conjunction with J&J Sauer Trailer Sales, Most Wanted makes its art mobile
and publicly available by displaying it at various local sites in a utility
trailer (also for sale via J&J Sauer). Most Wanted operates on a loose
philosophy of artistic socialism; while each artist promotes his own work, it is
for the goal of the group's success as well as the individual's. By
booking shows for our artists and musicians, Most Wanted is serious about
helping each member of our team achieve success while simultaneously enriching
the local (and eventually national) art and music scenes by giving
below-the-radar artists a platform and a voice.
I have to say that if you only have a limited time to get into Pittsburgh to view art, first Friday's Unblurred event in the Penn Avenue corridor is worth working your schedule around. It is the only time when some of the veneues are open to the public or are open at the same time. Really, it was difficult to get to everything, there are a lot of gaps in what I got to see on Friday. I never made it to 5151 or the Pittsburgh Galss Center, which from what I hear had good shows, too.
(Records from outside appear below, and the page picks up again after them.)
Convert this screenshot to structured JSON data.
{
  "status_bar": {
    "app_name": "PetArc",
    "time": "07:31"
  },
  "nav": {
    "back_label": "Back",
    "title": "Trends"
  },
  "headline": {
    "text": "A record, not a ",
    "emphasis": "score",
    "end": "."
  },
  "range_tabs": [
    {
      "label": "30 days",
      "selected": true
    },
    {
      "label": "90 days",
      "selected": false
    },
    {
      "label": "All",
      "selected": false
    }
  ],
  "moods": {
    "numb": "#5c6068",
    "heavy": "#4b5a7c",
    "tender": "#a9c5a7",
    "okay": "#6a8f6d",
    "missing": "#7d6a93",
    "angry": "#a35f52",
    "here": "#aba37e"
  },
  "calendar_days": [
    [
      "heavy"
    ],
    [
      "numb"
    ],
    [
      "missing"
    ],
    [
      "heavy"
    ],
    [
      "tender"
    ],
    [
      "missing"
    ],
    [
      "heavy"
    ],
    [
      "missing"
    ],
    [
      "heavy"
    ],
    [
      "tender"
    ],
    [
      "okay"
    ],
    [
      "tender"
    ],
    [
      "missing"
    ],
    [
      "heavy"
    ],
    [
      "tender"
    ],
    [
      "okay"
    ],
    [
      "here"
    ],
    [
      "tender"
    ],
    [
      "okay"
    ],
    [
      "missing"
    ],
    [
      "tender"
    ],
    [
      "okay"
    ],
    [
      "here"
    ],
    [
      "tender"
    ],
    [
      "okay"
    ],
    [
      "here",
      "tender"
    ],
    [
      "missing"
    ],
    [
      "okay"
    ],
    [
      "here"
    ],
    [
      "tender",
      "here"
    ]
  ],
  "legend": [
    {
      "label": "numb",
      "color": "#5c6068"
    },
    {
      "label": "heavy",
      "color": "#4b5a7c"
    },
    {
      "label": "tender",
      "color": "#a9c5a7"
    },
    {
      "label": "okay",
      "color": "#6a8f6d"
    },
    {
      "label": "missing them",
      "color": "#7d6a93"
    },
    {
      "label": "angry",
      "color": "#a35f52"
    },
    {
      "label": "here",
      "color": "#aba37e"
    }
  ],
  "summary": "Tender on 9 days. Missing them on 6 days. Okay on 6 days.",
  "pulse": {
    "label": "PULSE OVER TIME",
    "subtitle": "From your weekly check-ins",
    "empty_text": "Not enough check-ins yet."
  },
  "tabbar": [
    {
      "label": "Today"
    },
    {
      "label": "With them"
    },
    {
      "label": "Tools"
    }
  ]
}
This was a far cry from the disappointment at the Downtown Gallery Crawl the week before. Penn Avenue really is reflecting the diversity of the Pittsburgh visual arts scene. If you want to find out more about the district, check out the PAAI site. I'll be going every month. How about you?